The US Department of State recently announced a change to the way they process K-3 Visa applications.
In the past, US citizens or lawful permanent resident spouses would use a K-3 visa to bring their husband or wife to the US. Unlike normal spousal visa processing abroad (via form I-130), a K-3 visa only granted the spouse the right to move to the United States for the purpose of applying for a green card via the adjustment of status process. During periods of high I-130 backlog, the K-3 visa was a good choice for families who wished be together in the US.

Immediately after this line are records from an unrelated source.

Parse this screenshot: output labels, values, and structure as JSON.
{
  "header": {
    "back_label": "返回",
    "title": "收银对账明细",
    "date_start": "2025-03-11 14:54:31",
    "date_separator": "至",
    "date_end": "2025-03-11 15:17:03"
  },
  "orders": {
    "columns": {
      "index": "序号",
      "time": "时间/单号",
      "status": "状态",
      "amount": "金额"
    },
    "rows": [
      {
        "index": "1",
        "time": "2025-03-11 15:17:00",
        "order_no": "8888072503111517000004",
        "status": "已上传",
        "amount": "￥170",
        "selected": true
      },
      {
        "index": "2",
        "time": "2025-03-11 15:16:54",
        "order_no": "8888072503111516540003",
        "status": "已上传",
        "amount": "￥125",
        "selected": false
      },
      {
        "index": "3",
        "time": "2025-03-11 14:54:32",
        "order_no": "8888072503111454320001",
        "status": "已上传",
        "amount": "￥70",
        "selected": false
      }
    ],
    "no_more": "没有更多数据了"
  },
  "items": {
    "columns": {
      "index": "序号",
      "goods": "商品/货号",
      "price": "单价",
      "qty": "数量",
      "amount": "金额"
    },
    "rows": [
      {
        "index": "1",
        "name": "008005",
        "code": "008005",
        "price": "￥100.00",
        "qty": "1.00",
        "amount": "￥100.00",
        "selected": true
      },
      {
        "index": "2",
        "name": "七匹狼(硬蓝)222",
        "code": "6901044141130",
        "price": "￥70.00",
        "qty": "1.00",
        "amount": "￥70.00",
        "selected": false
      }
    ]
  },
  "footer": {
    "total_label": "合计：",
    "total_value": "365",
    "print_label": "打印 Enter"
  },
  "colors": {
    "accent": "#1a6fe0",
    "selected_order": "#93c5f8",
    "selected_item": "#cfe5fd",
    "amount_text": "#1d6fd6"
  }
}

To get a K-3 visa, the US citizen spouse would file form I-130 in the United States just like he was applying for a full marriage visa. However, as soon as USCIS confirmed receipt of the application, the spouse would then apply for a K-3 visa on form I-129f. Given that I-130’s for marriage visas were processed much slower than I-129f applications, the foreign national spouse would typically receive the K-3 visa even before the marriage visa application was approved.
Recently, however, differences in processing times for the I-130 and I-129f petitions have been almost negligible. As a result, the K-3 visa has lost favor with families and immigration officials alike, prompting a change in the K-3 visa policy.

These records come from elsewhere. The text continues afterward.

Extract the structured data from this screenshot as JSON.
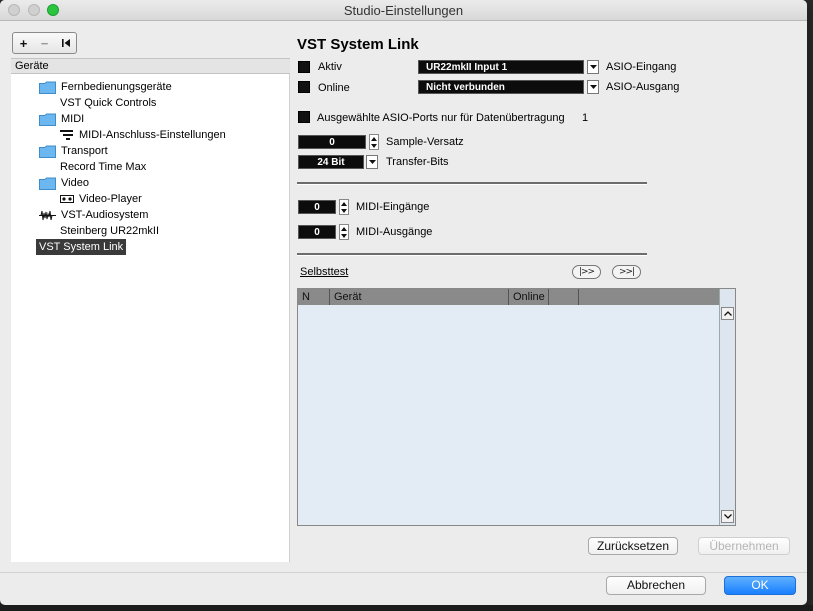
{
  "window": {
    "title": "Studio-Einstellungen"
  },
  "toolbar": {
    "add": "+",
    "remove": "−"
  },
  "left": {
    "header": "Geräte",
    "items": [
      {
        "label": "Fernbedienungsgeräte",
        "icon": "folder-icon"
      },
      {
        "label": "VST Quick Controls",
        "icon": ""
      },
      {
        "label": "MIDI",
        "icon": "folder-icon"
      },
      {
        "label": "MIDI-Anschluss-Einstellungen",
        "icon": "midi-port-icon"
      },
      {
        "label": "Transport",
        "icon": "folder-icon"
      },
      {
        "label": "Record Time Max",
        "icon": ""
      },
      {
        "label": "Video",
        "icon": "folder-icon"
      },
      {
        "label": "Video-Player",
        "icon": "video-player-icon"
      },
      {
        "label": "VST-Audiosystem",
        "icon": "audio-system-icon"
      },
      {
        "label": "Steinberg UR22mkII",
        "icon": ""
      },
      {
        "label": "VST System Link",
        "icon": "",
        "selected": true
      }
    ]
  },
  "panel": {
    "title": "VST System Link",
    "aktiv_label": "Aktiv",
    "online_label": "Online",
    "asio_in_value": "UR22mkII Input 1",
    "asio_in_label": "ASIO-Eingang",
    "asio_out_value": "Nicht verbunden",
    "asio_out_label": "ASIO-Ausgang",
    "selected_ports_label": "Ausgewählte ASIO-Ports nur für Datenübertragung",
    "selected_ports_value": "1",
    "sample_offset_value": "0",
    "sample_offset_label": "Sample-Versatz",
    "transfer_bits_value": "24 Bit",
    "transfer_bits_label": "Transfer-Bits",
    "midi_in_value": "0",
    "midi_in_label": "MIDI-Eingänge",
    "midi_out_value": "0",
    "midi_out_label": "MIDI-Ausgänge",
    "selftest_label": "Selbsttest",
    "pill1": "|>>",
    "pill2": ">>|",
    "table": {
      "columns": [
        "N",
        "Gerät",
        "Online",
        "",
        ""
      ]
    },
    "reset_label": "Zurücksetzen",
    "apply_label": "Übernehmen"
  },
  "footer": {
    "cancel_label": "Abbrechen",
    "ok_label": "OK"
  },
  "colors": {
    "accent": "#1a7fff",
    "selected_bg": "#3a3a3a",
    "table_bg": "#e3ebf4"
  }
}
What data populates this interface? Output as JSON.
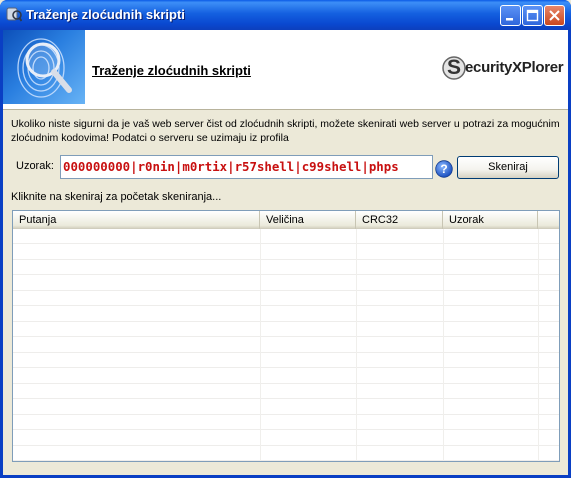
{
  "window": {
    "title": "Traženje zloćudnih skripti"
  },
  "banner": {
    "title": "Traženje zloćudnih skripti",
    "brand": "ecurityXPlorer",
    "brand_initial": "S"
  },
  "description": "Ukoliko niste sigurni da je vaš web server čist od zloćudnih skripti, možete skenirati web server u potrazi za mogućnim zloćudnim kodovima! Podatci o serveru se uzimaju iz profila",
  "search": {
    "label": "Uzorak:",
    "value": "000000000|r0nin|m0rtix|r57shell|c99shell|phps",
    "button_label": "Skeniraj"
  },
  "status_text": "Kliknite na skeniraj za početak skeniranja...",
  "results_table": {
    "columns": [
      "Putanja",
      "Veličina",
      "CRC32",
      "Uzorak"
    ],
    "rows": []
  },
  "colors": {
    "titlebar": "#0a5ae6",
    "pattern_text": "#c81010",
    "face": "#ece9d8"
  },
  "icons": {
    "app": "app-icon",
    "help": "help-icon",
    "banner": "fingerprint-magnifier-icon"
  }
}
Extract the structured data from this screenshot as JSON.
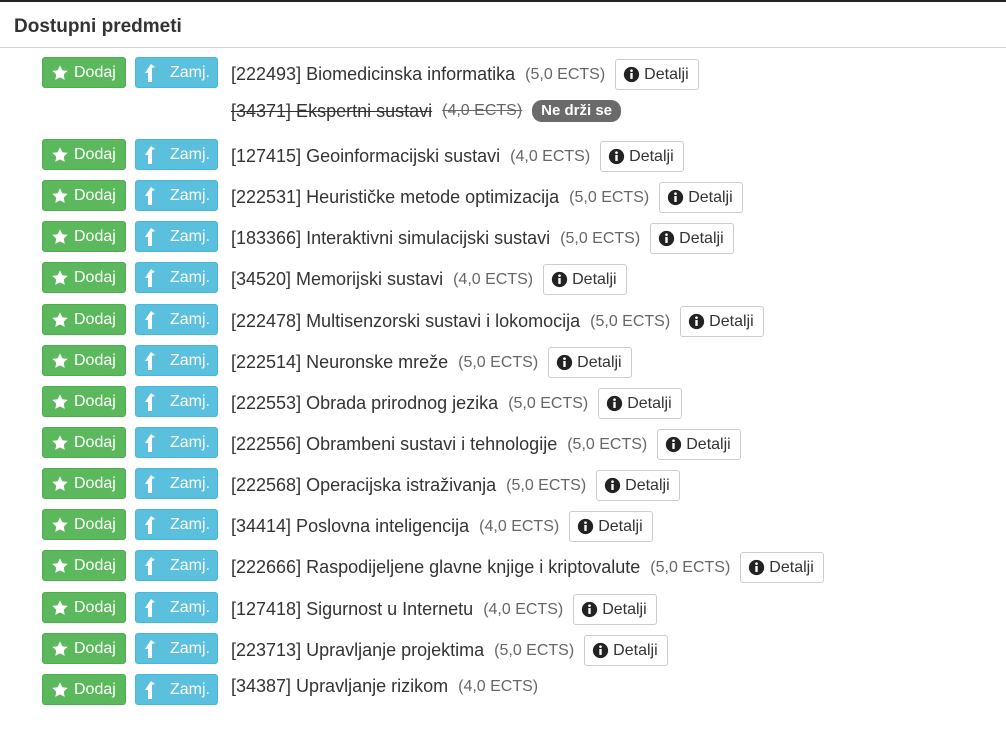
{
  "section": {
    "title": "Dostupni predmeti"
  },
  "buttons": {
    "add_label": "Dodaj",
    "replace_label": "Zamj.",
    "details_label": "Detalji"
  },
  "icons": {
    "add": "star-icon",
    "replace": "replace-icon",
    "details": "info-circle-icon"
  },
  "colors": {
    "add": "#5cb85c",
    "replace": "#5bc0de",
    "badge": "#6a6a6a"
  },
  "courses": [
    {
      "name": "[222493] Biomedicinska informatika",
      "ects": "(5,0 ECTS)",
      "actions": true,
      "details": true
    },
    {
      "name": "[34371] Ekspertni sustavi",
      "ects": "(4,0 ECTS)",
      "actions": false,
      "details": false,
      "struck": true,
      "badge": "Ne drži se"
    },
    {
      "name": "[127415] Geoinformacijski sustavi",
      "ects": "(4,0 ECTS)",
      "actions": true,
      "details": true
    },
    {
      "name": "[222531] Heurističke metode optimizacija",
      "ects": "(5,0 ECTS)",
      "actions": true,
      "details": true
    },
    {
      "name": "[183366] Interaktivni simulacijski sustavi",
      "ects": "(5,0 ECTS)",
      "actions": true,
      "details": true
    },
    {
      "name": "[34520] Memorijski sustavi",
      "ects": "(4,0 ECTS)",
      "actions": true,
      "details": true
    },
    {
      "name": "[222478] Multisenzorski sustavi i lokomocija",
      "ects": "(5,0 ECTS)",
      "actions": true,
      "details": true
    },
    {
      "name": "[222514] Neuronske mreže",
      "ects": "(5,0 ECTS)",
      "actions": true,
      "details": true
    },
    {
      "name": "[222553] Obrada prirodnog jezika",
      "ects": "(5,0 ECTS)",
      "actions": true,
      "details": true
    },
    {
      "name": "[222556] Obrambeni sustavi i tehnologije",
      "ects": "(5,0 ECTS)",
      "actions": true,
      "details": true
    },
    {
      "name": "[222568] Operacijska istraživanja",
      "ects": "(5,0 ECTS)",
      "actions": true,
      "details": true
    },
    {
      "name": "[34414] Poslovna inteligencija",
      "ects": "(4,0 ECTS)",
      "actions": true,
      "details": true
    },
    {
      "name": "[222666] Raspodijeljene glavne knjige i kriptovalute",
      "ects": "(5,0 ECTS)",
      "actions": true,
      "details": true
    },
    {
      "name": "[127418] Sigurnost u Internetu",
      "ects": "(4,0 ECTS)",
      "actions": true,
      "details": true
    },
    {
      "name": "[223713] Upravljanje projektima",
      "ects": "(5,0 ECTS)",
      "actions": true,
      "details": true
    },
    {
      "name": "[34387] Upravljanje rizikom",
      "ects": "(4,0 ECTS)",
      "actions": true,
      "details": false
    }
  ]
}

Effective February 1, 2010, if both the I-129f (K-3) and the I-130 (marriage visa) are approved by USCIS and sent to the National Visa Center, the K-3 visa application will be closed.

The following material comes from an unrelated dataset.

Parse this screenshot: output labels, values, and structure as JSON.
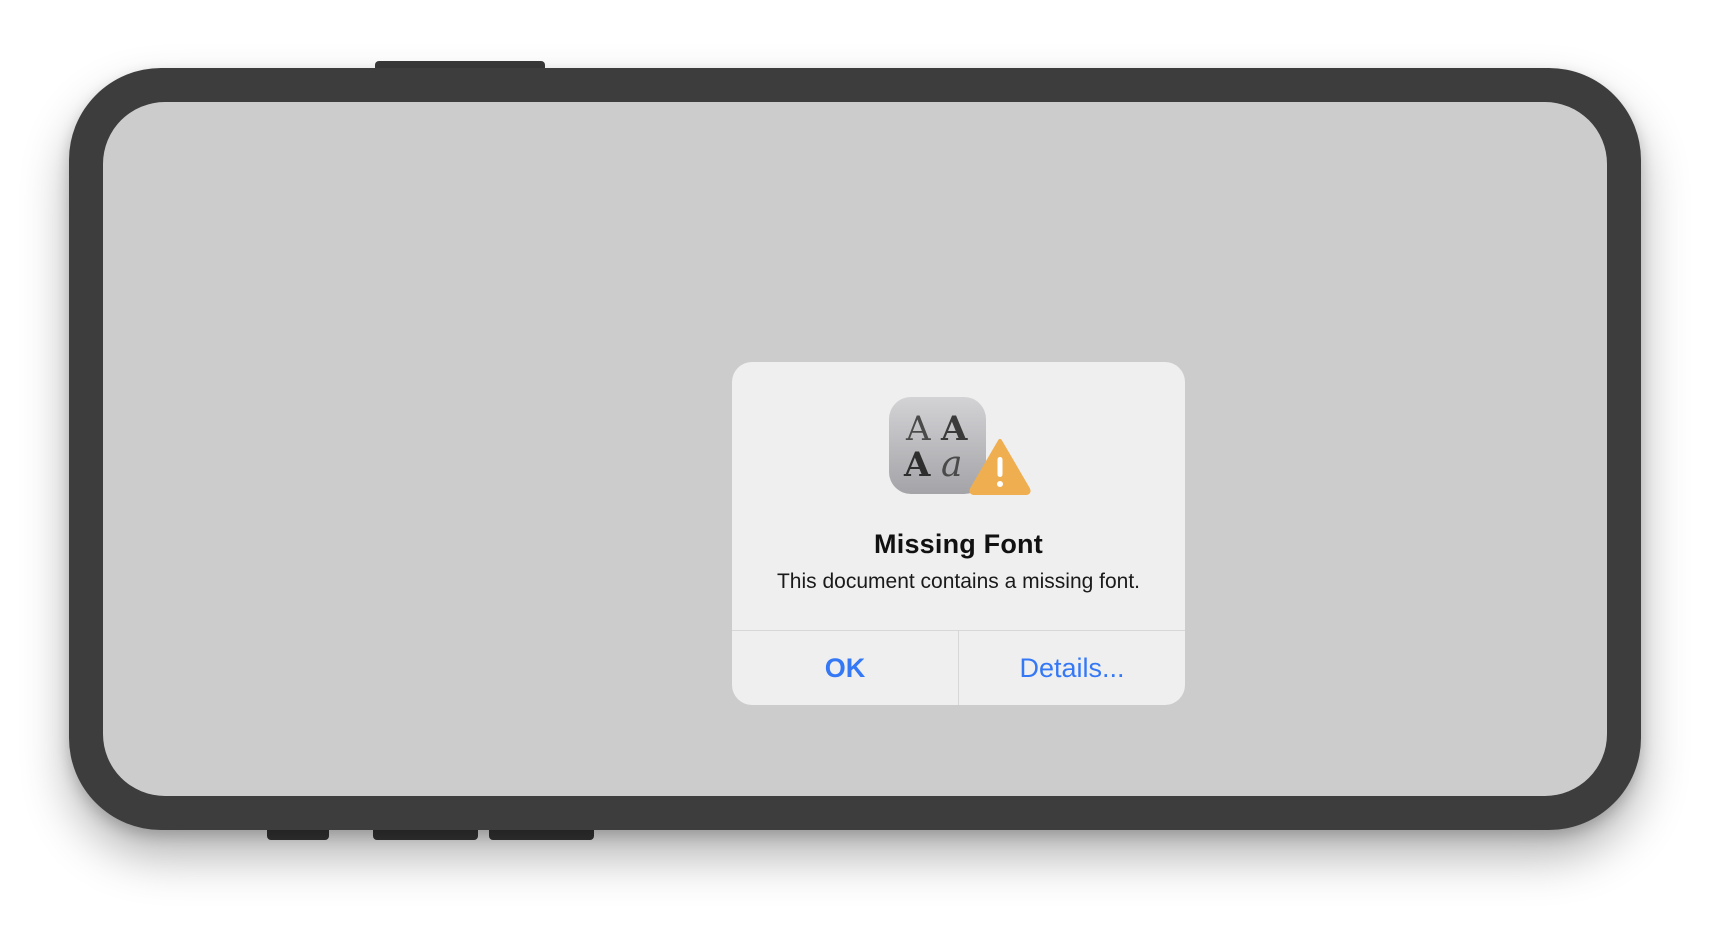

If the NVC receives the I-129f first, it will be processed as a K-3 visa and sent to the embassy or consulate where the marriage took place or, if married in the US, where visas are issued for the spouse’s country of nationality.